- _YOUR TASK_: Each record that follows must be given again without alteration.

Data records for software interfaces

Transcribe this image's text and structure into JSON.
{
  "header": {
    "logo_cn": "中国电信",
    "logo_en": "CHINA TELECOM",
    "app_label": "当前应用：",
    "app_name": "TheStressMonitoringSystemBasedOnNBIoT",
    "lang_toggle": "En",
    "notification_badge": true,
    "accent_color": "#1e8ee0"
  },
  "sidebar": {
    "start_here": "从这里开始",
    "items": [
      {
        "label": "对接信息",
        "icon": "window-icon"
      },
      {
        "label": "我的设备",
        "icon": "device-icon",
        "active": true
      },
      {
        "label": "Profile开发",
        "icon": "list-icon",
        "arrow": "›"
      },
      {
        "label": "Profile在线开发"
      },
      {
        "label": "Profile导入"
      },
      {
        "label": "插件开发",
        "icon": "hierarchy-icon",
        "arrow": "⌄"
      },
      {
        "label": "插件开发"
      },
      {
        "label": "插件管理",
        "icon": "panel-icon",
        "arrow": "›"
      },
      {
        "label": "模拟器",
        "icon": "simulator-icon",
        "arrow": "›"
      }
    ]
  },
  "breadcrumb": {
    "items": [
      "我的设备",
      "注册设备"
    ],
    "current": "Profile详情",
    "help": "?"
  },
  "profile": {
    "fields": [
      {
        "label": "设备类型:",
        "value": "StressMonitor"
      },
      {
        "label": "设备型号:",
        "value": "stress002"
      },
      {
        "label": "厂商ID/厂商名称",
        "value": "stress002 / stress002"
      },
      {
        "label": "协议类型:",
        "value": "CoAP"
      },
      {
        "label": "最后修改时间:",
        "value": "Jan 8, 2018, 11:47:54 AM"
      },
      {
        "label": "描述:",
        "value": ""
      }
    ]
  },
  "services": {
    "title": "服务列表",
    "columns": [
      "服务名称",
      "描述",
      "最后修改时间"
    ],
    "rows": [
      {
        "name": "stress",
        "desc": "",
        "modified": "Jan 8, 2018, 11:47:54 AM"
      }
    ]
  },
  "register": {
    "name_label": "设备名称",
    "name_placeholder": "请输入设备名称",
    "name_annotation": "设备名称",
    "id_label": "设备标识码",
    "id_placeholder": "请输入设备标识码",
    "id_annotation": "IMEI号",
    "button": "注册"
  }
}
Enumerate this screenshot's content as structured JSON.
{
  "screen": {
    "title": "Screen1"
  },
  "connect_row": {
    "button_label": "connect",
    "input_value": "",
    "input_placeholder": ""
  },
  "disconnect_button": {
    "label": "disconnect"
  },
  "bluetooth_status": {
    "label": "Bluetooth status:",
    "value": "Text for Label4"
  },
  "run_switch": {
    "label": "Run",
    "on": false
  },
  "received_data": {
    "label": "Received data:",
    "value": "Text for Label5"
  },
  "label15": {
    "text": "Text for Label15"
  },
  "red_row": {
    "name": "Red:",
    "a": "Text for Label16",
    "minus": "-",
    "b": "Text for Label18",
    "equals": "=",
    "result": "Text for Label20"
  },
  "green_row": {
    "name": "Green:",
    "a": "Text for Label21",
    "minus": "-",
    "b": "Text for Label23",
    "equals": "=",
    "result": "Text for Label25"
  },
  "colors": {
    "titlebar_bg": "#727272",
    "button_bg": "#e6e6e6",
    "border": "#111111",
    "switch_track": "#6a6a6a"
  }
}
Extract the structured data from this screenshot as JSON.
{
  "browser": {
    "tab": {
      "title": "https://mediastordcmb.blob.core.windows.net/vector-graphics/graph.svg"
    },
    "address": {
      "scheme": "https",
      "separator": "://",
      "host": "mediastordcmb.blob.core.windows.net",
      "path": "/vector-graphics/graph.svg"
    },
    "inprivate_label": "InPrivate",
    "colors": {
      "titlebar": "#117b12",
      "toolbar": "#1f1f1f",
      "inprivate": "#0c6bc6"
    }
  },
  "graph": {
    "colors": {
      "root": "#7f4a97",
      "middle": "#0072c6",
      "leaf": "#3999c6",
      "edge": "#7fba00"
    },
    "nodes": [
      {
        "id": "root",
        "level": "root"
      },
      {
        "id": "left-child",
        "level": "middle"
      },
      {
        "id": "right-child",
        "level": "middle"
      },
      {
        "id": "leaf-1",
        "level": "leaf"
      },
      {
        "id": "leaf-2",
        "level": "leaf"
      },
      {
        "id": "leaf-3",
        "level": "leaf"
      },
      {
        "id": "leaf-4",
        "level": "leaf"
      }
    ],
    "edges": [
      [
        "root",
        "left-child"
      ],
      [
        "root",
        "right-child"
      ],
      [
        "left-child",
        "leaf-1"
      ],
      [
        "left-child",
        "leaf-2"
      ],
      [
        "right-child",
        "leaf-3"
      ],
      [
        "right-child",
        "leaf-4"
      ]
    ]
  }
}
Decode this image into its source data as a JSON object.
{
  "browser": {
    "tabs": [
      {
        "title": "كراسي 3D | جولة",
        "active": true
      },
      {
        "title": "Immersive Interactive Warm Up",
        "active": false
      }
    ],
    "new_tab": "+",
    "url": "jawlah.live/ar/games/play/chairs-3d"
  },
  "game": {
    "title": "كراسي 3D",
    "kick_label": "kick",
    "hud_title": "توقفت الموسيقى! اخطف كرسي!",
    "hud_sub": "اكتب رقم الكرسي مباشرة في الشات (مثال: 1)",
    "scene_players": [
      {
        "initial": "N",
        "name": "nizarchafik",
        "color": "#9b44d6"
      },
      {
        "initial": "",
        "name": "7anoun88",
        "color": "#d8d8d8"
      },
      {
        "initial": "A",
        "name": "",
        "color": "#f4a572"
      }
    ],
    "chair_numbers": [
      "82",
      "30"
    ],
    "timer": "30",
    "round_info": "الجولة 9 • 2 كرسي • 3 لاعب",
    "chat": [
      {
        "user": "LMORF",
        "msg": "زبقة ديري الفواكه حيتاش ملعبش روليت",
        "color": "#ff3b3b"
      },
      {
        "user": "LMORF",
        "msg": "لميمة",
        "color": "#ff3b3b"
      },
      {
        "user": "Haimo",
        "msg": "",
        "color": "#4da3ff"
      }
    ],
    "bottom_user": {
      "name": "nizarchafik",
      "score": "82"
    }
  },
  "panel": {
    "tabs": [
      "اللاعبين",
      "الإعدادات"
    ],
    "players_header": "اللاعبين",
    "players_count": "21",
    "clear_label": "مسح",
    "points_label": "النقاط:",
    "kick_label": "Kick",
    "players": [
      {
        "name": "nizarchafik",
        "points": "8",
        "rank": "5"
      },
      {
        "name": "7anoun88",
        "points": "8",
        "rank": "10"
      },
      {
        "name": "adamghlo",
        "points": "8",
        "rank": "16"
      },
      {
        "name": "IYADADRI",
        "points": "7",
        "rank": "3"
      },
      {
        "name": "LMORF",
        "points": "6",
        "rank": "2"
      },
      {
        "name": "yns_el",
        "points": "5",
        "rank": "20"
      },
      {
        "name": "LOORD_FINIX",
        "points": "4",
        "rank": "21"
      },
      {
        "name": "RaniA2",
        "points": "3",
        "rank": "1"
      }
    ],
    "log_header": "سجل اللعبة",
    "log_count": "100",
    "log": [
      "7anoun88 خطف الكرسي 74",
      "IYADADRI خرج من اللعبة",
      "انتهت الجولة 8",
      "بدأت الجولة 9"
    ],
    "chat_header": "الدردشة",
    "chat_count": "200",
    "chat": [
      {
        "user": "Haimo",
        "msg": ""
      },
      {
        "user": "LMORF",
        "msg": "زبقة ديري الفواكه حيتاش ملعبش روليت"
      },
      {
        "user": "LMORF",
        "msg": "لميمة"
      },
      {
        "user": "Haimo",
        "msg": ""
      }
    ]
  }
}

- _SOLUTION TO THE PROBLEM_:
Transcribe this image's text and structure into JSON.
{
  "header": {
    "logo_cn": "中国电信",
    "logo_en": "CHINA TELECOM",
    "app_label": "当前应用：",
    "app_name": "TheStressMonitoringSystemBasedOnNBIoT",
    "lang_toggle": "En",
    "notification_badge": true,
    "accent_color": "#1e8ee0"
  },
  "sidebar": {
    "start_here": "从这里开始",
    "items": [
      {
        "label": "对接信息",
        "icon": "window-icon"
      },
      {
        "label": "我的设备",
        "icon": "device-icon",
        "active": true
      },
      {
        "label": "Profile开发",
        "icon": "list-icon",
        "arrow": "›"
      },
      {
        "label": "Profile在线开发"
      },
      {
        "label": "Profile导入"
      },
      {
        "label": "插件开发",
        "icon": "hierarchy-icon",
        "arrow": "⌄"
      },
      {
        "label": "插件开发"
      },
      {
        "label": "插件管理",
        "icon": "panel-icon",
        "arrow": "›"
      },
      {
        "label": "模拟器",
        "icon": "simulator-icon",
        "arrow": "›"
      }
    ]
  },
  "breadcrumb": {
    "items": [
      "我的设备",
      "注册设备"
    ],
    "current": "Profile详情",
    "help": "?"
  },
  "profile": {
    "fields": [
      {
        "label": "设备类型:",
        "value": "StressMonitor"
      },
      {
        "label": "设备型号:",
        "value": "stress002"
      },
      {
        "label": "厂商ID/厂商名称",
        "value": "stress002 / stress002"
      },
      {
        "label": "协议类型:",
        "value": "CoAP"
      },
      {
        "label": "最后修改时间:",
        "value": "Jan 8, 2018, 11:47:54 AM"
      },
      {
        "label": "描述:",
        "value": ""
      }
    ]
  },
  "services": {
    "title": "服务列表",
    "columns": [
      "服务名称",
      "描述",
      "最后修改时间"
    ],
    "rows": [
      {
        "name": "stress",
        "desc": "",
        "modified": "Jan 8, 2018, 11:47:54 AM"
      }
    ]
  },
  "register": {
    "name_label": "设备名称",
    "name_placeholder": "请输入设备名称",
    "name_annotation": "设备名称",
    "id_label": "设备标识码",
    "id_placeholder": "请输入设备标识码",
    "id_annotation": "IMEI号",
    "button": "注册"
  }
}
Enumerate this screenshot's content as structured JSON.
{
  "screen": {
    "title": "Screen1"
  },
  "connect_row": {
    "button_label": "connect",
    "input_value": "",
    "input_placeholder": ""
  },
  "disconnect_button": {
    "label": "disconnect"
  },
  "bluetooth_status": {
    "label": "Bluetooth status:",
    "value": "Text for Label4"
  },
  "run_switch": {
    "label": "Run",
    "on": false
  },
  "received_data": {
    "label": "Received data:",
    "value": "Text for Label5"
  },
  "label15": {
    "text": "Text for Label15"
  },
  "red_row": {
    "name": "Red:",
    "a": "Text for Label16",
    "minus": "-",
    "b": "Text for Label18",
    "equals": "=",
    "result": "Text for Label20"
  },
  "green_row": {
    "name": "Green:",
    "a": "Text for Label21",
    "minus": "-",
    "b": "Text for Label23",
    "equals": "=",
    "result": "Text for Label25"
  },
  "colors": {
    "titlebar_bg": "#727272",
    "button_bg": "#e6e6e6",
    "border": "#111111",
    "switch_track": "#6a6a6a"
  }
}
Extract the structured data from this screenshot as JSON.
{
  "browser": {
    "tab": {
      "title": "https://mediastordcmb.blob.core.windows.net/vector-graphics/graph.svg"
    },
    "address": {
      "scheme": "https",
      "separator": "://",
      "host": "mediastordcmb.blob.core.windows.net",
      "path": "/vector-graphics/graph.svg"
    },
    "inprivate_label": "InPrivate",
    "colors": {
      "titlebar": "#117b12",
      "toolbar": "#1f1f1f",
      "inprivate": "#0c6bc6"
    }
  },
  "graph": {
    "colors": {
      "root": "#7f4a97",
      "middle": "#0072c6",
      "leaf": "#3999c6",
      "edge": "#7fba00"
    },
    "nodes": [
      {
        "id": "root",
        "level": "root"
      },
      {
        "id": "left-child",
        "level": "middle"
      },
      {
        "id": "right-child",
        "level": "middle"
      },
      {
        "id": "leaf-1",
        "level": "leaf"
      },
      {
        "id": "leaf-2",
        "level": "leaf"
      },
      {
        "id": "leaf-3",
        "level": "leaf"
      },
      {
        "id": "leaf-4",
        "level": "leaf"
      }
    ],
    "edges": [
      [
        "root",
        "left-child"
      ],
      [
        "root",
        "right-child"
      ],
      [
        "left-child",
        "leaf-1"
      ],
      [
        "left-child",
        "leaf-2"
      ],
      [
        "right-child",
        "leaf-3"
      ],
      [
        "right-child",
        "leaf-4"
      ]
    ]
  }
}
Decode this image into its source data as a JSON object.
{
  "browser": {
    "tabs": [
      {
        "title": "كراسي 3D | جولة",
        "active": true
      },
      {
        "title": "Immersive Interactive Warm Up",
        "active": false
      }
    ],
    "new_tab": "+",
    "url": "jawlah.live/ar/games/play/chairs-3d"
  },
  "game": {
    "title": "كراسي 3D",
    "kick_label": "kick",
    "hud_title": "توقفت الموسيقى! اخطف كرسي!",
    "hud_sub": "اكتب رقم الكرسي مباشرة في الشات (مثال: 1)",
    "scene_players": [
      {
        "initial": "N",
        "name": "nizarchafik",
        "color": "#9b44d6"
      },
      {
        "initial": "",
        "name": "7anoun88",
        "color": "#d8d8d8"
      },
      {
        "initial": "A",
        "name": "",
        "color": "#f4a572"
      }
    ],
    "chair_numbers": [
      "82",
      "30"
    ],
    "timer": "30",
    "round_info": "الجولة 9 • 2 كرسي • 3 لاعب",
    "chat": [
      {
        "user": "LMORF",
        "msg": "زبقة ديري الفواكه حيتاش ملعبش روليت",
        "color": "#ff3b3b"
      },
      {
        "user": "LMORF",
        "msg": "لميمة",
        "color": "#ff3b3b"
      },
      {
        "user": "Haimo",
        "msg": "",
        "color": "#4da3ff"
      }
    ],
    "bottom_user": {
      "name": "nizarchafik",
      "score": "82"
    }
  },
  "panel": {
    "tabs": [
      "اللاعبين",
      "الإعدادات"
    ],
    "players_header": "اللاعبين",
    "players_count": "21",
    "clear_label": "مسح",
    "points_label": "النقاط:",
    "kick_label": "Kick",
    "players": [
      {
        "name": "nizarchafik",
        "points": "8",
        "rank": "5"
      },
      {
        "name": "7anoun88",
        "points": "8",
        "rank": "10"
      },
      {
        "name": "adamghlo",
        "points": "8",
        "rank": "16"
      },
      {
        "name": "IYADADRI",
        "points": "7",
        "rank": "3"
      },
      {
        "name": "LMORF",
        "points": "6",
        "rank": "2"
      },
      {
        "name": "yns_el",
        "points": "5",
        "rank": "20"
      },
      {
        "name": "LOORD_FINIX",
        "points": "4",
        "rank": "21"
      },
      {
        "name": "RaniA2",
        "points": "3",
        "rank": "1"
      }
    ],
    "log_header": "سجل اللعبة",
    "log_count": "100",
    "log": [
      "7anoun88 خطف الكرسي 74",
      "IYADADRI خرج من اللعبة",
      "انتهت الجولة 8",
      "بدأت الجولة 9"
    ],
    "chat_header": "الدردشة",
    "chat_count": "200",
    "chat": [
      {
        "user": "Haimo",
        "msg": ""
      },
      {
        "user": "LMORF",
        "msg": "زبقة ديري الفواكه حيتاش ملعبش روليت"
      },
      {
        "user": "LMORF",
        "msg": "لميمة"
      },
      {
        "user": "Haimo",
        "msg": ""
      }
    ]
  }
}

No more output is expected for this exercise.